Extract each line from the entries below that has the string "image" in it.

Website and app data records
★ ★ ★ ★ ★

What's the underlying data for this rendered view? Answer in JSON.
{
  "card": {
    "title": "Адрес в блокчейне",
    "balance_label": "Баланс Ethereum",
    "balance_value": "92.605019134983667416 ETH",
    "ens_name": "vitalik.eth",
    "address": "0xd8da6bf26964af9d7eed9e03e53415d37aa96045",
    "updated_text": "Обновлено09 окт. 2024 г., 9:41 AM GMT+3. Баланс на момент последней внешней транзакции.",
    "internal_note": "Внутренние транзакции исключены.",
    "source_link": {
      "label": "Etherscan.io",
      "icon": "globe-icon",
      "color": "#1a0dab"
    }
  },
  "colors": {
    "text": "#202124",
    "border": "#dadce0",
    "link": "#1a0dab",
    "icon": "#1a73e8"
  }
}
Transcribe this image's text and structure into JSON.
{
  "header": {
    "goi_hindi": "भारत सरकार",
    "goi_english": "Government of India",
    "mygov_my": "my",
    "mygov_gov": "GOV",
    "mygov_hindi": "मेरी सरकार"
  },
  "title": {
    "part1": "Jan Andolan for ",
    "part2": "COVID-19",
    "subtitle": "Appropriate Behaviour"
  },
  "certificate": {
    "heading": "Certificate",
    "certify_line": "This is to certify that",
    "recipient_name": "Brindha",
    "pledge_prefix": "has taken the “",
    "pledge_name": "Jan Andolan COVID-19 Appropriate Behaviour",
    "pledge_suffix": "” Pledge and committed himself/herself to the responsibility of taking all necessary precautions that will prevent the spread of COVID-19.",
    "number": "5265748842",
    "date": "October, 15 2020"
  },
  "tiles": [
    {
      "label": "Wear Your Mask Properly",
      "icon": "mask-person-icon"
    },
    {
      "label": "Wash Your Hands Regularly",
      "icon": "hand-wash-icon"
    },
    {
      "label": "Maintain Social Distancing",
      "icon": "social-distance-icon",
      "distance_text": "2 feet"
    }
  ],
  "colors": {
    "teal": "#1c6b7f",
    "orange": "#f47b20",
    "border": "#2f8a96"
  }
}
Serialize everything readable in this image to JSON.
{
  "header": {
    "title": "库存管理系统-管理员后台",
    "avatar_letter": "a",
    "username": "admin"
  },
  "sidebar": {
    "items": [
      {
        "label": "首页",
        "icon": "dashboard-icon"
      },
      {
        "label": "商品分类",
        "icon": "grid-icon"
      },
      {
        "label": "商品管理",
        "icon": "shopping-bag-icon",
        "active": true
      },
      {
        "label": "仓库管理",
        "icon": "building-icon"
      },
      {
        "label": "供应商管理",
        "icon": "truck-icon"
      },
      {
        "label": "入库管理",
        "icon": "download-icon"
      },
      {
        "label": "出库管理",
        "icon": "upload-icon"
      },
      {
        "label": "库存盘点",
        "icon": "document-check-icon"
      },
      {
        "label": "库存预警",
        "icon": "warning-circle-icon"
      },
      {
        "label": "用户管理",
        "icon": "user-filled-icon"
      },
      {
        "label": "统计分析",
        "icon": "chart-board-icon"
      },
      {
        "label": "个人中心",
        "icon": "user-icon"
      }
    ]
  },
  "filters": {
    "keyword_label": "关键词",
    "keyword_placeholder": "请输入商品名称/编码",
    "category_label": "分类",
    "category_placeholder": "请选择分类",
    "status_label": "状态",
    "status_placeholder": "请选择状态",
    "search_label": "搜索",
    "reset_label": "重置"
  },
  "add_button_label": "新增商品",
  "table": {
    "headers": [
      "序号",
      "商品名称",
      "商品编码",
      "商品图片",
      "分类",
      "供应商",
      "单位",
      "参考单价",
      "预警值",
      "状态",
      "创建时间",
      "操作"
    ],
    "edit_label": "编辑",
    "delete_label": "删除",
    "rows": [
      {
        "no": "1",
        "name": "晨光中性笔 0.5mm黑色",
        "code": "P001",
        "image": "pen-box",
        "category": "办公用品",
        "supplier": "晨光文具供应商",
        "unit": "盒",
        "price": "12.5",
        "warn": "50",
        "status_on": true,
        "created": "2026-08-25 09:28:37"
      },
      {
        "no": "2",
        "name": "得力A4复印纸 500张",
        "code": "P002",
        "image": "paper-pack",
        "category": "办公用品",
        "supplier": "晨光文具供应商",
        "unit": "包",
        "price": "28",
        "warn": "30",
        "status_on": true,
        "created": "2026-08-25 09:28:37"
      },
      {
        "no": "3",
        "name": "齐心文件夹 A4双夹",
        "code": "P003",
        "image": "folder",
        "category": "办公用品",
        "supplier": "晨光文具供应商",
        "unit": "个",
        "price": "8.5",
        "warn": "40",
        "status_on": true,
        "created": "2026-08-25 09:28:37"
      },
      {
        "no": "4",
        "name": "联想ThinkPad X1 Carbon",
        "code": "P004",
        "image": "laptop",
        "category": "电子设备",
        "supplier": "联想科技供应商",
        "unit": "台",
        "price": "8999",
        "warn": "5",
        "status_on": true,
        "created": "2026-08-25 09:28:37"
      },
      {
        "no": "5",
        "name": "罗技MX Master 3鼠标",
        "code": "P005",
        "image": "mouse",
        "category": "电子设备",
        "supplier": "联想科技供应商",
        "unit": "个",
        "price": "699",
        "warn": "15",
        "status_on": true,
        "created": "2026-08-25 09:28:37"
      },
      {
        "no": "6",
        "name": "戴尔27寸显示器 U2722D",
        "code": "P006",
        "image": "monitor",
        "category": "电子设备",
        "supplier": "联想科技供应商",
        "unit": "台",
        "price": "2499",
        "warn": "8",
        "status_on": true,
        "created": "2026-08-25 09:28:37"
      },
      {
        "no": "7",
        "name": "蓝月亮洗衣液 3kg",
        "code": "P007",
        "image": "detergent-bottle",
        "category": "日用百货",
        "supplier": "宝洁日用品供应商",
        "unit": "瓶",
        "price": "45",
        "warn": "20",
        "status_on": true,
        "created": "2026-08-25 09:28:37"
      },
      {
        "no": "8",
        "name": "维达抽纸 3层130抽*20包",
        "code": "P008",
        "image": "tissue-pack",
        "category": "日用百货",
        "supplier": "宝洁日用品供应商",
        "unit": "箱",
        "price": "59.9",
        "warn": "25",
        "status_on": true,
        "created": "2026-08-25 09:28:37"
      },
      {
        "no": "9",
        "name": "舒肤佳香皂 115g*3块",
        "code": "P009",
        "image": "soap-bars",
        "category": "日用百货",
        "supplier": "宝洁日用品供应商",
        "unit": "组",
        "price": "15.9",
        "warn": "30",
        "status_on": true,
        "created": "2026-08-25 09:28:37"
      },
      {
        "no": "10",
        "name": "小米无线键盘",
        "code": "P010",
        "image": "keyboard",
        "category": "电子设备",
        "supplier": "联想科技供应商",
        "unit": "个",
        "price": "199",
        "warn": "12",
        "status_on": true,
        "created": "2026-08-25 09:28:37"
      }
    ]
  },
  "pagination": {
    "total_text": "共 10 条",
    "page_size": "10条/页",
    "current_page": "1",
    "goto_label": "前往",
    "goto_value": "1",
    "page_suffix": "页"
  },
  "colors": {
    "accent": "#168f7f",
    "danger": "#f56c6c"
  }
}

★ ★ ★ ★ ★

Exercise result
Transcribe this image's text and structure into JSON.
Serialize everything readable in this image to JSON.
        "image": "pen-box",
        "image": "paper-pack",
        "image": "folder",
        "image": "laptop",
        "image": "mouse",
        "image": "monitor",
        "image": "detergent-bottle",
        "image": "tissue-pack",
        "image": "soap-bars",
        "image": "keyboard",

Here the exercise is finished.